My Google-sense tells me this three string shelf by Lara Knutson made the rounds a bit last year, but it’s definitely new to me. The title is kind of a misnomer, it’s actually just one string fed through a network of eyelet screws to create three points of contact for books to rest on. Simplistic, clever, and cheap. (via @designsponge)
Killer lighting concepts by Stockholm designer and silversmith David Taylor. Most of his objects and lights are made to order for private collections and museums, but each is astonishingly well-crafted as if it were mass produced. Even more great stuff at his studio site, madeby.se. (via picked by six)
I stumbled onto Kiosk when doing research for the minimalist bottle openers post a few weeks ago. The folks who run this NY-based store trek far and wide to places like Sweden, Finland, or Hong Kong and pick up tons of funky stuff that you’ve probably never seen before. Some things are quirky, some utilitarian, others just decorative and fun. The spoils from their second journey to Japan went online last night.
After discovering Brendan Ravenhill’s excellent wood and nail bottle opener, I started thinking about how I’ve always appreciated the simplistic bottle opener over anything more ornamental or complex. Searching around online I realized that bottle openers are much like watches, in that there are literally thousands of designs that accomplish the exact same task.
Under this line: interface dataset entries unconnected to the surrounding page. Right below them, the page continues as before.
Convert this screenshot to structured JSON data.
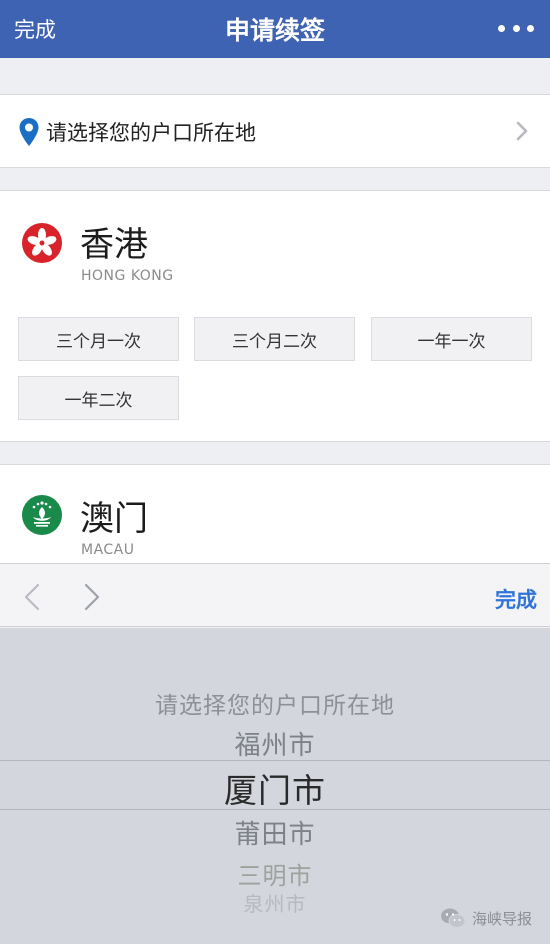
{
  "navbar": {
    "done_label": "完成",
    "title": "申请续签",
    "more_icon": "more-dots-icon"
  },
  "location": {
    "prompt": "请选择您的户口所在地",
    "icon": "location-pin-icon"
  },
  "regions": [
    {
      "name": "香港",
      "name_en": "HONG KONG",
      "flag_icon": "hong-kong-flag-icon",
      "options": [
        "三个月一次",
        "三个月二次",
        "一年一次",
        "一年二次"
      ]
    },
    {
      "name": "澳门",
      "name_en": "MACAU",
      "flag_icon": "macau-flag-icon"
    }
  ],
  "toolbar": {
    "prev_icon": "chevron-left-icon",
    "next_icon": "chevron-right-icon",
    "done_label": "完成"
  },
  "picker": {
    "items": [
      "请选择您的户口所在地",
      "福州市",
      "厦门市",
      "莆田市",
      "三明市",
      "泉州市"
    ],
    "selected": "厦门市"
  },
  "watermark": {
    "text": "海峡导报",
    "icon": "wechat-icon"
  },
  "colors": {
    "navbar": "#3f63b3",
    "accent": "#2f74d6",
    "hk_flag": "#d8232a",
    "mo_flag": "#1a8a4a"
  }
}
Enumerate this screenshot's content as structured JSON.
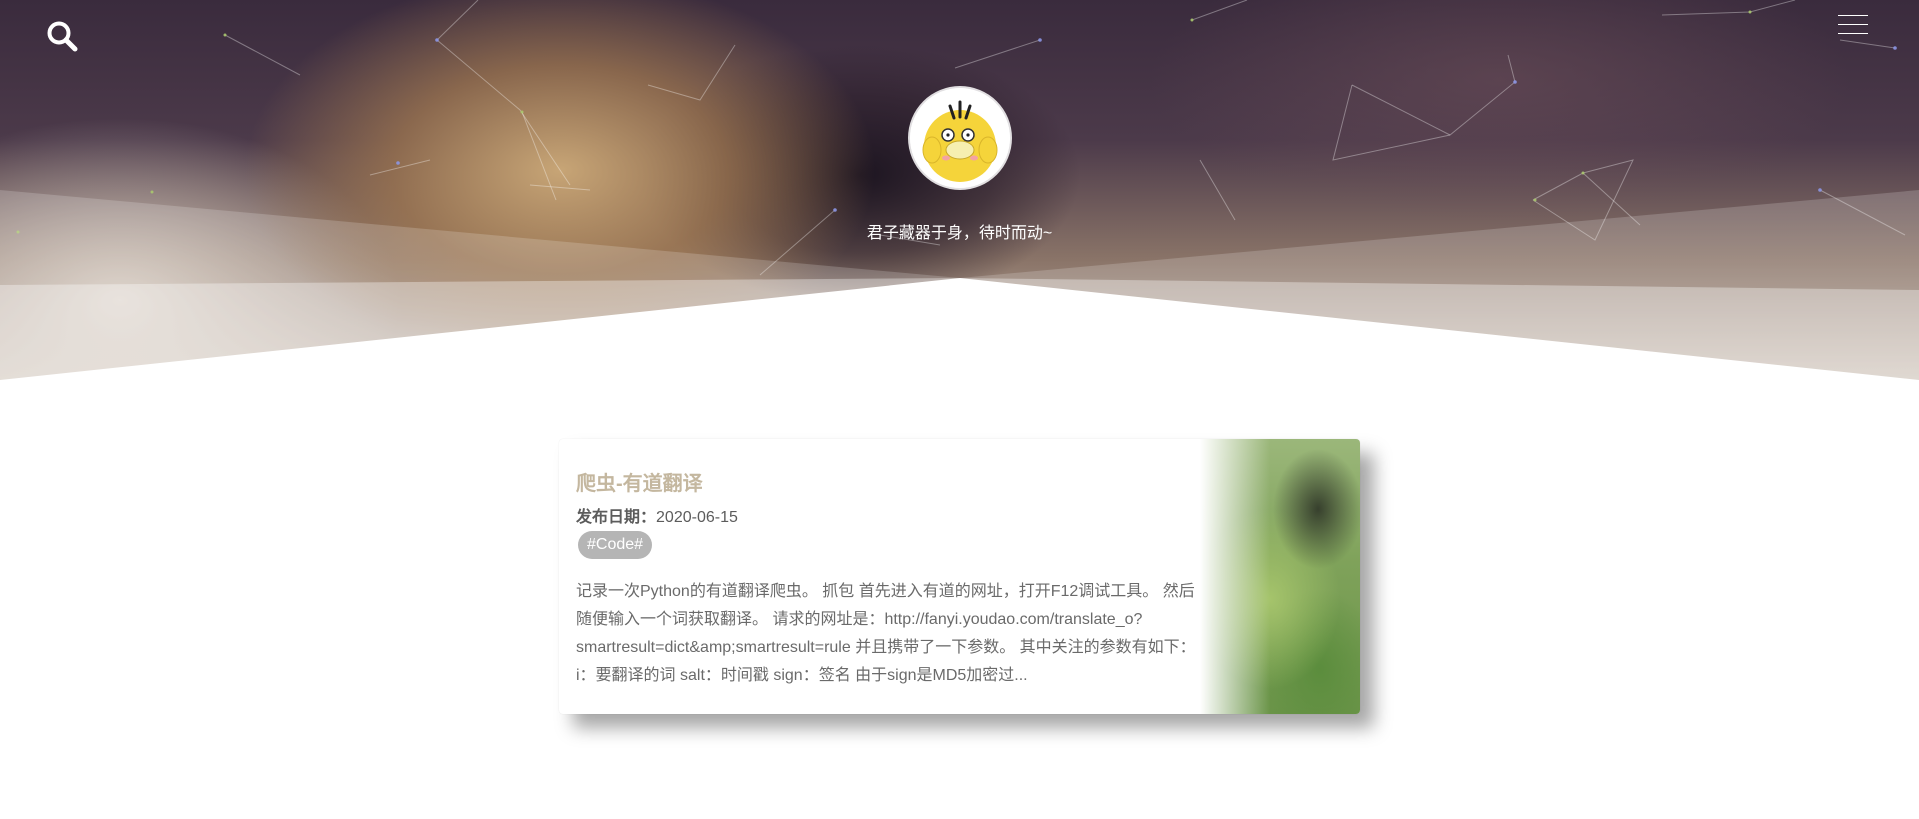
{
  "header": {
    "search_icon": "search-icon",
    "menu_icon": "hamburger-menu-icon",
    "avatar_icon": "psyduck-avatar",
    "motto": "君子藏器于身，待时而动~"
  },
  "posts": [
    {
      "title": "爬虫-有道翻译",
      "date_label": "发布日期：",
      "date": "2020-06-15",
      "tag": "#Code#",
      "summary": "记录一次Python的有道翻译爬虫。 抓包 首先进入有道的网址，打开F12调试工具。 然后随便输入一个词获取翻译。 请求的网址是：http://fanyi.youdao.com/translate_o?smartresult=dict&amp;smartresult=rule 并且携带了一下参数。 其中关注的参数有如下： i：要翻译的词 salt：时间戳 sign：签名 由于sign是MD5加密过..."
    }
  ],
  "colors": {
    "title": "#c4b79f",
    "tag_bg": "#b5b5b5",
    "text": "#6a6a6a"
  }
}
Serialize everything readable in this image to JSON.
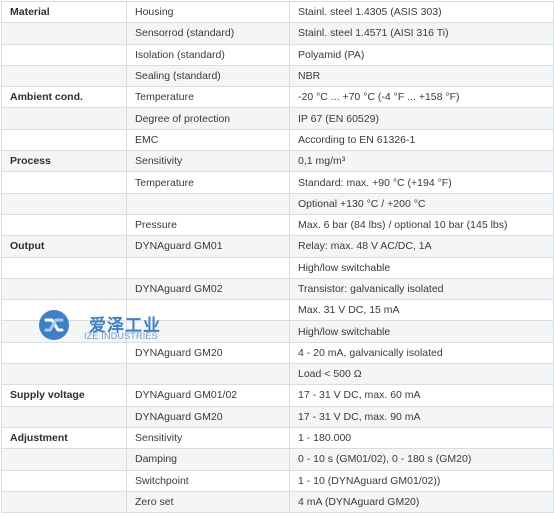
{
  "rows": [
    {
      "group": "Material",
      "label": "Housing",
      "value": "Stainl. steel 1.4305 (ASIS 303)"
    },
    {
      "group": "",
      "label": "Sensorrod (standard)",
      "value": "Stainl. steel 1.4571 (AISI 316 Ti)"
    },
    {
      "group": "",
      "label": "Isolation (standard)",
      "value": "Polyamid (PA)"
    },
    {
      "group": "",
      "label": "Sealing (standard)",
      "value": "NBR"
    },
    {
      "group": "Ambient cond.",
      "label": "Temperature",
      "value": "-20 °C ... +70 °C (-4 °F ... +158 °F)"
    },
    {
      "group": "",
      "label": "Degree of protection",
      "value": "IP 67 (EN 60529)"
    },
    {
      "group": "",
      "label": "EMC",
      "value": "According to  EN 61326-1"
    },
    {
      "group": "Process",
      "label": "Sensitivity",
      "value": "0,1 mg/m³"
    },
    {
      "group": "",
      "label": "Temperature",
      "value": "Standard: max. +90 °C (+194 °F)"
    },
    {
      "group": "",
      "label": "",
      "value": "Optional +130 °C / +200 °C"
    },
    {
      "group": "",
      "label": "Pressure",
      "value": "Max. 6 bar (84 lbs) / optional 10 bar (145 lbs)"
    },
    {
      "group": "Output",
      "label": "DYNAguard GM01",
      "value": "Relay: max. 48 V AC/DC, 1A"
    },
    {
      "group": "",
      "label": "",
      "value": "High/low switchable"
    },
    {
      "group": "",
      "label": "DYNAguard GM02",
      "value": "Transistor: galvanically isolated"
    },
    {
      "group": "",
      "label": "",
      "value": "Max. 31 V DC, 15 mA"
    },
    {
      "group": "",
      "label": "",
      "value": "High/low switchable"
    },
    {
      "group": "",
      "label": "DYNAguard GM20",
      "value": "4 - 20 mA, galvanically isolated"
    },
    {
      "group": "",
      "label": "",
      "value": "Load < 500 Ω"
    },
    {
      "group": "Supply voltage",
      "label": "DYNAguard GM01/02",
      "value": "17 - 31 V DC, max. 60 mA"
    },
    {
      "group": "",
      "label": "DYNAguard GM20",
      "value": "17 - 31 V DC, max. 90 mA"
    },
    {
      "group": "Adjustment",
      "label": "Sensitivity",
      "value": "1 - 180.000"
    },
    {
      "group": "",
      "label": "Damping",
      "value": "0 - 10 s (GM01/02), 0 - 180 s (GM20)"
    },
    {
      "group": "",
      "label": "Switchpoint",
      "value": "1 - 10 (DYNAguard GM01/02))"
    },
    {
      "group": "",
      "label": "Zero set",
      "value": "4 mA (DYNAguard GM20)"
    }
  ],
  "watermark": {
    "chinese_text": "爱泽工业",
    "english_text": "IZE INDUSTRIES",
    "color": "#2b73c4"
  }
}
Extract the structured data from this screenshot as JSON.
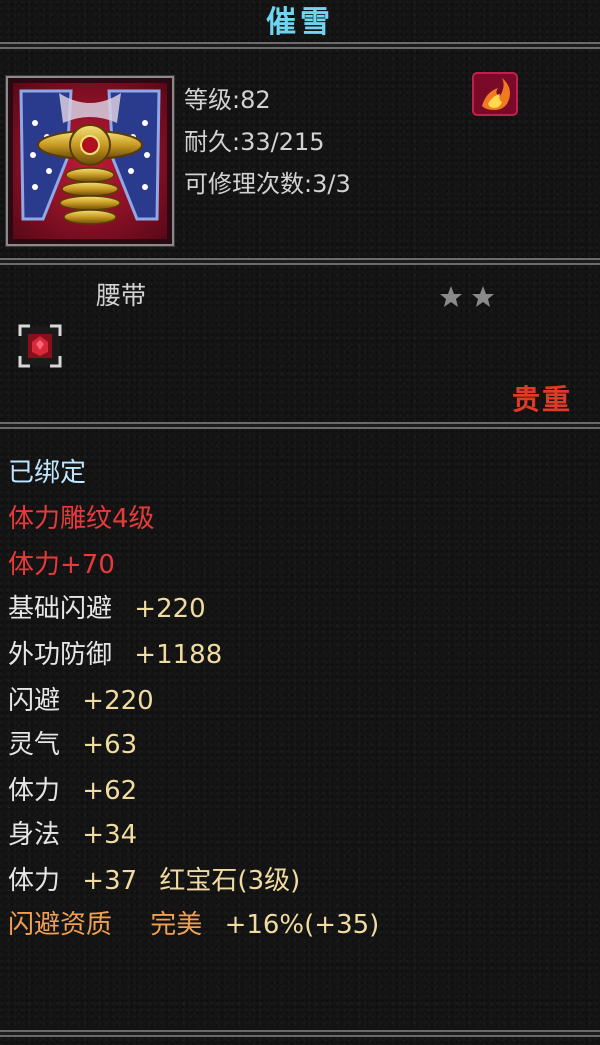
{
  "item": {
    "name": "催雪",
    "name_color": "#6fd6f2",
    "icon": "belt-item-icon",
    "class_icon": "fire-emblem-icon",
    "level_line": "等级:82",
    "durability_line": "耐久:33/215",
    "repair_line": "可修理次数:3/3",
    "type": "腰带",
    "stars": 2,
    "socket_icon": "red-gem-socket-icon",
    "quality": "贵重",
    "quality_color": "#e03a28"
  },
  "stats": {
    "bound": "已绑定",
    "engrave": "体力雕纹4级",
    "engrave_bonus": "体力+70",
    "base_dodge_label": "基础闪避",
    "base_dodge_value": "+220",
    "ext_def_label": "外功防御",
    "ext_def_value": "+1188",
    "dodge_label": "闪避",
    "dodge_value": "+220",
    "spirit_label": "灵气",
    "spirit_value": "+63",
    "stamina_label": "体力",
    "stamina_value": "+62",
    "agility_label": "身法",
    "agility_value": "+34",
    "gem_stat_label": "体力",
    "gem_stat_value": "+37",
    "gem_name": "红宝石(3级)",
    "aptitude_label": "闪避资质",
    "aptitude_grade": "完美",
    "aptitude_value": "+16%(+35)"
  }
}
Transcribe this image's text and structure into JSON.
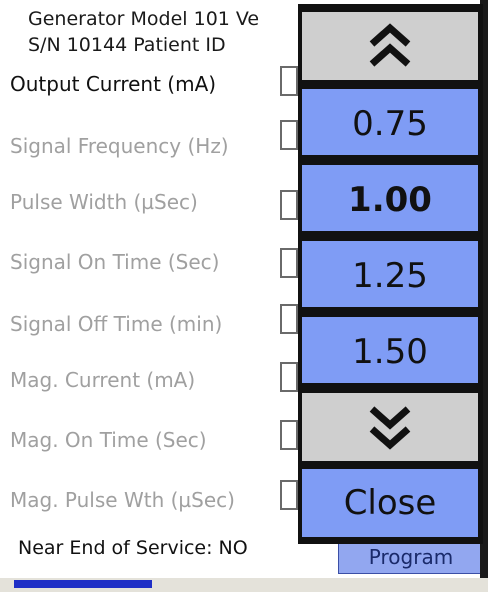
{
  "header": {
    "line1": "Generator Model 101 Ve",
    "line2": "S/N 10144  Patient ID"
  },
  "parameters": [
    {
      "label": "Output Current (mA)",
      "active": true
    },
    {
      "label": "Signal Frequency (Hz)",
      "active": false
    },
    {
      "label": "Pulse Width (µSec)",
      "active": false
    },
    {
      "label": "Signal On Time (Sec)",
      "active": false
    },
    {
      "label": "Signal Off Time (min)",
      "active": false
    },
    {
      "label": "Mag. Current (mA)",
      "active": false
    },
    {
      "label": "Mag. On Time (Sec)",
      "active": false
    },
    {
      "label": "Mag. Pulse Wth (µSec)",
      "active": false
    }
  ],
  "status": "Near End of Service: NO",
  "program_button": "Program",
  "picker": {
    "up_icon": "double-chevron-up-icon",
    "options": [
      "0.75",
      "1.00",
      "1.25",
      "1.50"
    ],
    "selected": "1.00",
    "down_icon": "double-chevron-down-icon",
    "close_label": "Close"
  },
  "progress": 0.3,
  "colors": {
    "picker_blue": "#7f9cf5",
    "picker_grey": "#cfcfcf",
    "program_button": "#92a7f0",
    "progress_fill": "#1f2fc6",
    "dim_text": "#a0a0a0"
  }
}
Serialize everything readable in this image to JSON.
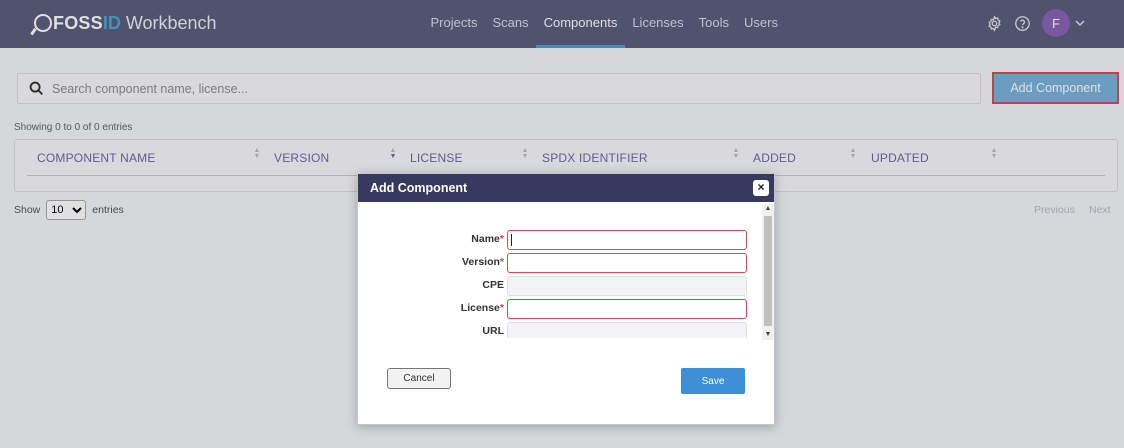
{
  "app": {
    "logo_foss": "FOSS",
    "logo_id": "ID",
    "logo_workbench": "Workbench"
  },
  "nav": {
    "items": [
      {
        "label": "Projects"
      },
      {
        "label": "Scans"
      },
      {
        "label": "Components",
        "active": true
      },
      {
        "label": "Licenses"
      },
      {
        "label": "Tools"
      },
      {
        "label": "Users"
      }
    ]
  },
  "user": {
    "avatar_initial": "F"
  },
  "icons": {
    "settings": "gear-icon",
    "help": "help-circle-icon",
    "user_menu": "chevron-down-icon",
    "search": "search-icon",
    "close": "close-icon"
  },
  "search": {
    "placeholder": "Search component name, license..."
  },
  "toolbar": {
    "add_component_label": "Add Component"
  },
  "table": {
    "info": "Showing 0 to 0 of 0 entries",
    "columns": [
      "COMPONENT NAME",
      "VERSION",
      "LICENSE",
      "SPDX IDENTIFIER",
      "ADDED",
      "UPDATED"
    ],
    "show_prefix": "Show",
    "page_size": "10",
    "show_suffix": "entries",
    "previous_label": "Previous",
    "next_label": "Next"
  },
  "modal": {
    "title": "Add Component",
    "close_label": "×",
    "fields": [
      {
        "label": "Name",
        "required": true,
        "value": ""
      },
      {
        "label": "Version",
        "required": true,
        "value": ""
      },
      {
        "label": "CPE",
        "required": false,
        "value": ""
      },
      {
        "label": "License",
        "required": true,
        "value": ""
      },
      {
        "label": "URL",
        "required": false,
        "value": ""
      }
    ],
    "required_marker": "*",
    "cancel_label": "Cancel",
    "save_label": "Save"
  },
  "colors": {
    "topbar": "#5c5e7e",
    "accent": "#4aa6d9",
    "modal_header": "#373a5e",
    "save_button": "#3e8fd6",
    "add_button": "#7cb3dc",
    "highlight": "#e04860",
    "required_border": "#e0474a"
  }
}
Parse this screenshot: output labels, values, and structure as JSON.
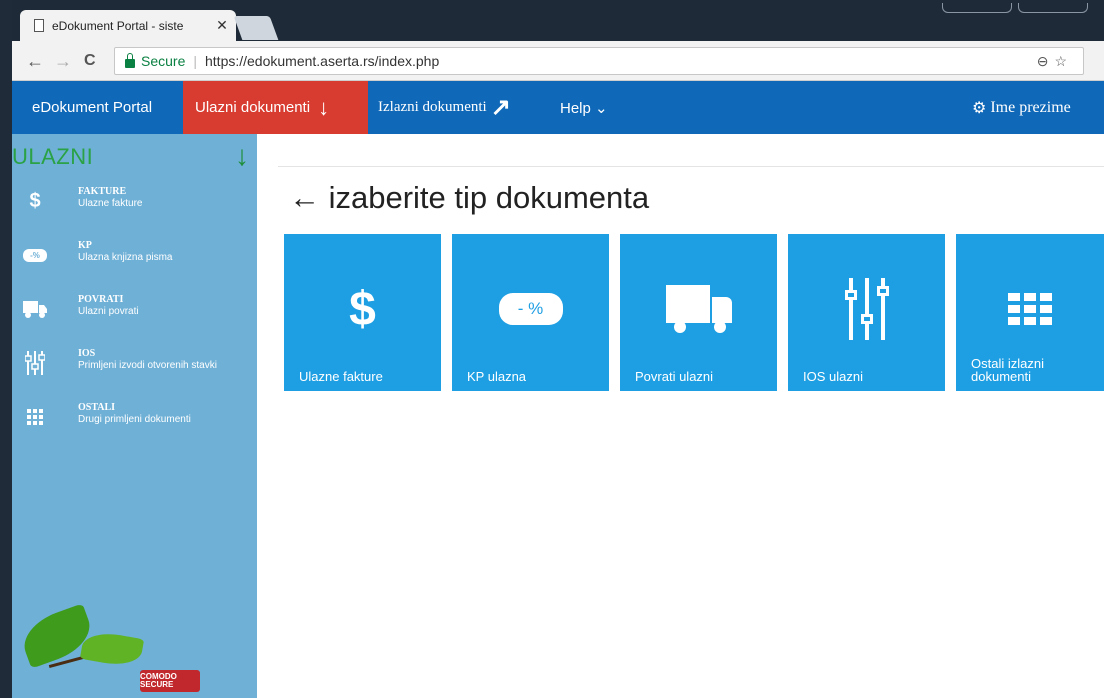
{
  "browser": {
    "tab_title": "eDokument Portal - siste",
    "tab_close": "✕",
    "back": "←",
    "forward": "→",
    "reload": "C",
    "secure_label": "Secure",
    "url": "https://edokument.aserta.rs/index.php",
    "zoom_icon": "⊖",
    "star_icon": "☆"
  },
  "appnav": {
    "brand": "eDokument Portal",
    "active": "Ulazni dokumenti",
    "active_arrow": "↓",
    "outgoing": "Izlazni dokumenti",
    "outgoing_arrow": "↗",
    "help": "Help ⌄",
    "user_gear": "⚙",
    "user": "Ime prezime"
  },
  "sidebar": {
    "title": "ULAZNI",
    "arrow": "↓",
    "items": [
      {
        "name": "FAKTURE",
        "desc": "Ulazne fakture",
        "icon_text": "$"
      },
      {
        "name": "KP",
        "desc": "Ulazna knjizna pisma",
        "icon_text": "-%"
      },
      {
        "name": "POVRATI",
        "desc": "Ulazni povrati"
      },
      {
        "name": "IOS",
        "desc": "Primljeni izvodi otvorenih stavki"
      },
      {
        "name": "OSTALI",
        "desc": "Drugi primljeni dokumenti"
      }
    ],
    "badge": "COMODO SECURE"
  },
  "main": {
    "heading": "← izaberite tip dokumenta",
    "tiles": [
      {
        "label": "Ulazne fakture",
        "icon_text": "$"
      },
      {
        "label": "KP ulazna",
        "icon_text": "- %"
      },
      {
        "label": "Povrati ulazni"
      },
      {
        "label": "IOS ulazni"
      },
      {
        "label": "Ostali izlazni dokumenti"
      }
    ]
  },
  "colors": {
    "appnav": "#0f68b8",
    "active_nav": "#d83b2f",
    "sidebar": "#6fb0d6",
    "tile": "#1f9fe3",
    "sidebar_title": "#2aa245"
  }
}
Here are some of the best I found.
The mono up & zu.
The Iittalia Collective Tools opener designed by Antonio Citterio.
A vintage German Monopol corkscrew and wine opener. (looks like he only has this one available)
Nothing beats the simplicity or the price of a good old fashioned church key opener.
And finally the Japanese Alps 7 Opener available at Kiosk.